R.G.: The early batches which are sweeter and bigger are twenty-five rupees per piece. While the later batches, which are salty and smaller in size are twenty rupees per piece. So it varies. But now the sweet makers cheat on sar when they make Sarpuria- Sarbhaja unlike earlier times. If they used the right amount of sar, then the supply would be difficult even if twenty or fifty more households were invested in making it. When we started, there were four layers of sar used in making one Sarpuria, now most use two, some use one, some don’t use any at all. Yet they call it Sarpuria, which is not right. So now very few households make Sar.
S.R.: So the demand of sar is solely for Sarpuria- Sarbhaja? There is no other use for it?
R.G.: Mostly for these two. Adhar’s shop used to make Sarer Payesh (small pieces of sar boiled in sweetened, reduced milk). They don’t, anymore. Even though Krishnanagar has always been famous for Sarpuria- Sarbhaja and clay modelling, making sar has never been recognised as a cottage industry.
S.R.: So do you think, sar can be used for any other food item beyond Sarpuria- Sarbhaja?
B.G.: If a restaurant wants to experiment and come up with something they can make with sar, they are most welcome to try.
R.G.: Yes, like with chhana different kinds of food and sweets are made, it is up to them to experiment and make new dishes. They have to think about preservation of sar, and also costing and keeping their customers. Also about how long they will last.
S.R.: So how long does sar last?
R.G.: During winter, three days and in summer, forty eight hours. If you keep it in the fridge, it will last for five days.
S.R.: Will the taste change if refrigerated?
R.G.: No, the taste will not change, but the colour will change a bit. Which is of course expected, fresh things and refrigerated things will look a bit different. And that reminds me, our family is making sar for about hundred years.
S.R.: Do you think your children will continue?
R.G.: That is very difficult to say right now. But we have not taught them. But who knows, when our son gets married and the daughter-in-law wants to continue her in-laws’ business, like she did. Our time is almost up. The good thing about this business is, we recover our money on a daily basis, which is not very common in most businesses, most work on credit. So it is for them to decide. But this is mostly a duty, this milk and sar-work never stops. It goes on for three sixty-five days, without a break.
B.G.: Even if suddenly we want to stop, we can’t. We have a commitment to the shops. Before we stop we have to ask for their permission and when they agree, then only we can stop.
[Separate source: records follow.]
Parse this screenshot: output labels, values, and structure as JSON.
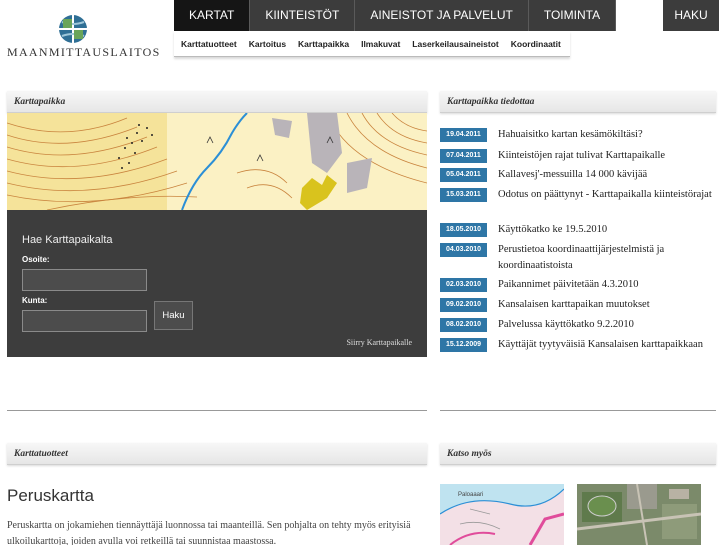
{
  "header": {
    "logo_text": "MAANMITTAUSLAITOS",
    "main_nav": [
      "KARTAT",
      "KIINTEISTÖT",
      "AINEISTOT JA PALVELUT",
      "TOIMINTA"
    ],
    "search_label": "HAKU",
    "sub_nav": [
      "Karttatuotteet",
      "Kartoitus",
      "Karttapaikka",
      "Ilmakuvat",
      "Laserkeilausaineistot",
      "Koordinaatit"
    ]
  },
  "karttapaikka": {
    "section_title": "Karttapaikka",
    "search_title": "Hae Karttapaikalta",
    "address_label": "Osoite:",
    "municipality_label": "Kunta:",
    "search_button": "Haku",
    "goto_link": "Siirry Karttapaikalle"
  },
  "news": {
    "section_title": "Karttapaikka tiedottaa",
    "items": [
      {
        "date": "19.04.2011",
        "text": "Hahuaisitko kartan kesämökiltäsi?"
      },
      {
        "date": "07.04.2011",
        "text": "Kiinteistöjen rajat tulivat Karttapaikalle"
      },
      {
        "date": "05.04.2011",
        "text": "Kallavesj'-messuilla 14 000 kävijää"
      },
      {
        "date": "15.03.2011",
        "text": "Odotus on päättynyt - Karttapaikalla kiinteistörajat"
      },
      {
        "date": "18.05.2010",
        "text": "Käyttökatko ke 19.5.2010"
      },
      {
        "date": "04.03.2010",
        "text": "Perustietoa koordinaattijärjestelmistä ja koordinaatistoista"
      },
      {
        "date": "02.03.2010",
        "text": "Paikannimet päivitetään 4.3.2010"
      },
      {
        "date": "09.02.2010",
        "text": "Kansalaisen karttapaikan muutokset"
      },
      {
        "date": "08.02.2010",
        "text": "Palvelussa käyttökatko 9.2.2010"
      },
      {
        "date": "15.12.2009",
        "text": "Käyttäjät tyytyväisiä Kansalaisen karttapaikkaan"
      }
    ]
  },
  "karttatuotteet": {
    "section_title": "Karttatuotteet",
    "heading": "Peruskartta",
    "description": "Peruskartta on jokamiehen tiennäyttäjä luonnossa tai maanteillä. Sen pohjalta on tehty myös erityisiä ulkoilukarttoja, joiden avulla voi retkeillä tai suunnistaa maastossa."
  },
  "katso_myos": {
    "section_title": "Katso myös",
    "map_label": "Paloaaari"
  },
  "colors": {
    "nav_bg": "#3c3c3c",
    "nav_active": "#151515",
    "date_badge": "#2e76a6",
    "search_panel": "#3d3d3d"
  }
}
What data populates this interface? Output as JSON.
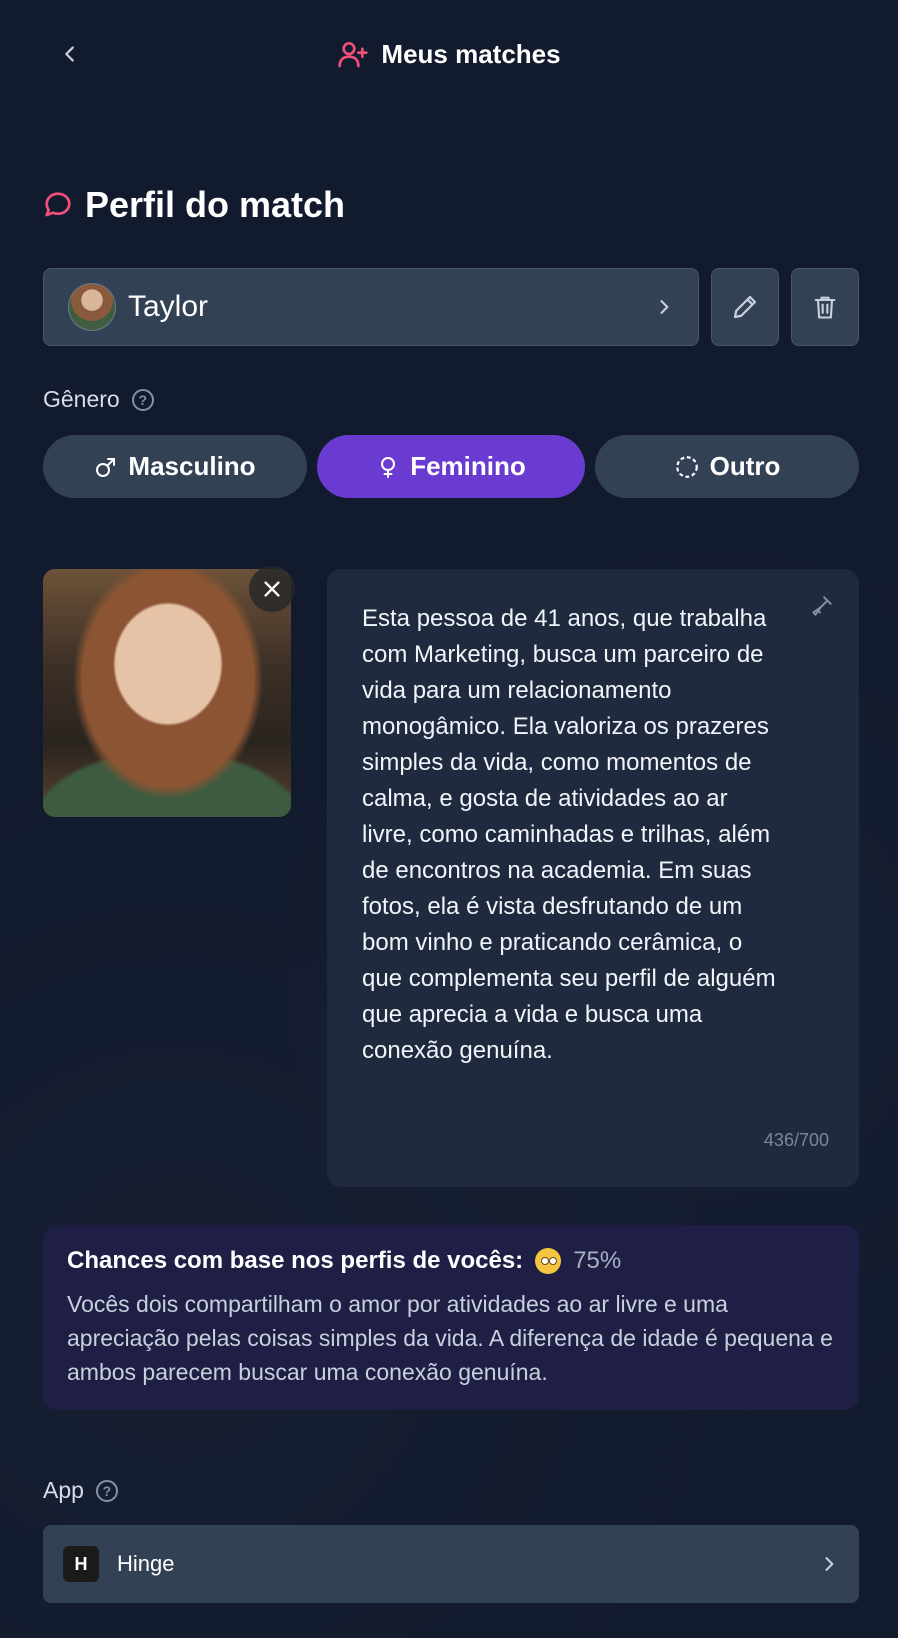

R.G.: There are some shops where only I supply sar. If we stop, what will they do? The shops which have other suppliers, can compensate by taking more from them. We also have a relationship with them, a commitment.
B.G.: It has been going on for three generations this way. I hope it continues.